    A transaction-level connection pool is used to both reduce the number of business connections and the load caused by frequent new short-lived connections. A client can establish a large number of connections to the proxy, but the proxy creates only a small number of connections to a database. When a client sends a connection request, the proxy selects a connection that meets conditions and sends the request to the database. Currently, system variable consistency is required. After the current transaction ends, the proxy stores the connection in the connection pool.

    A transaction connection pool has the following limits:

    • When you perform the following operations, the connection is locked until it is ended. The connection is no longer stored in the connection pool for use by other users.
      • Execute the PREPARE statement.
      • Create a temporary table.
      • Modify user variables.
      • Send large packets (for example, 16 MB or more in size).
      • Execute the LOCK TABLE statement.
      • Execute multiple statements.
      • Call stored procedures.
    • The FOUND_ROWS, ROW_COUNT, and LAST_INSERT_ID functions can be called successfully, but the accuracy of the results cannot be guaranteed.
    • For a connection with wait_timeout settings, the wait_timeout status on the client may not take effect because the connection is obtained from the connection pool for each request. After the period specified by wait_timeout elapses, only backend connections in the connection pool are disconnected, but the client remains connected.
    • If the business depends on session-level system variables other than sql_mode, character_set_server, collation_server, and time_zone, you must execute the SET statement in explicit mode on the client after connections are established. Otherwise, the connection pool may reuse connections whose system variables have been changed.
    • Connections may be reused. Therefore, the actual thread ID of the current request may be different from the one returned from select connection_id().
    • Connections may be reused. Therefore, the IP address and port number returned from the SHOW PROCESSLIST statement may be different from the actual IP address and port number of the client.
    • The database proxy merges and returns the results of the SHOW PROCESSLIST statement on all nodes. After the transaction-level connection pool is enabled, the thread IDs of frontend and backend connections cannot match with each other. The KILL statement may return an error even if it is executed. You can execute the SHOW PROCESSLIST statement to check whether the connection is disconnected.

Hint syntax

Add /* FORCE_MASTER * / or /* FORCE_SLAVE * / before an SQL statement to specify the direction to which you want to route the SQL statement.

For example, SELECT * FROM test is routed to a read-only node by default. If the SQL statement is changed to /* FORCE_MASTER */ SELECT * FROM test, it is routed to the primary node.

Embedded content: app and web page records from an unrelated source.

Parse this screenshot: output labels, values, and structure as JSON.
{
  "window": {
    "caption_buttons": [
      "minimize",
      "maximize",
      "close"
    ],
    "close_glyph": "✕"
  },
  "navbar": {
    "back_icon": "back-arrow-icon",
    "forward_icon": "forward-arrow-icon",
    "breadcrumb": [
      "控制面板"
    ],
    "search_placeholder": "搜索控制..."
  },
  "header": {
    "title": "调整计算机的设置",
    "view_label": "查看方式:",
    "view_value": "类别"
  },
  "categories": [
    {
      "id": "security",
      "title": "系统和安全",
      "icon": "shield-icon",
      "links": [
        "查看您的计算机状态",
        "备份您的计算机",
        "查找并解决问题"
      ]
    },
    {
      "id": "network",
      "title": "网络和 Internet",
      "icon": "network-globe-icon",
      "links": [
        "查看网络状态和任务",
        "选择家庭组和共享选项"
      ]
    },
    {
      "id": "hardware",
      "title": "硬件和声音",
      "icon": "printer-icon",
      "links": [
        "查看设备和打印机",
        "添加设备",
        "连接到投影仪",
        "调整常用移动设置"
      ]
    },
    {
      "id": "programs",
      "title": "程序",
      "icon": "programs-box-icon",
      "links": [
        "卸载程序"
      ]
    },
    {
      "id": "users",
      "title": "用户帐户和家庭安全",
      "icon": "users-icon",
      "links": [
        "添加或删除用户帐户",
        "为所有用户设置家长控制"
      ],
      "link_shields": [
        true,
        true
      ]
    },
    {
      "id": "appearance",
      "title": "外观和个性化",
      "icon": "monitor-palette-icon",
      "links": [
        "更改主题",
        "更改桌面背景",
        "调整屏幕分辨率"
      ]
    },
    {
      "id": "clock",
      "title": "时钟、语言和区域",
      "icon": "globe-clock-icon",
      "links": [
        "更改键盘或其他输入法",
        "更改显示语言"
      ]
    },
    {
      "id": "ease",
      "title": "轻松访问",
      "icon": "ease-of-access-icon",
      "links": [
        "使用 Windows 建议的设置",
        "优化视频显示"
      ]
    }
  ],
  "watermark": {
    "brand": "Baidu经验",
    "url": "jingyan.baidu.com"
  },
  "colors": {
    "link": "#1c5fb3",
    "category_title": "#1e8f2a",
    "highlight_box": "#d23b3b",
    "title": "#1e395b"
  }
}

  • Hint has the highest level of routing priority and is not constrained by the consistency level or transaction splitting. Evaluate this configuration before using it.
  • A hint must not contain statements that change environment variables such as /*FORCE_SLAVE*/ SET NAMES utf8;. Otherwise, an error may occur in the subsequent procedure.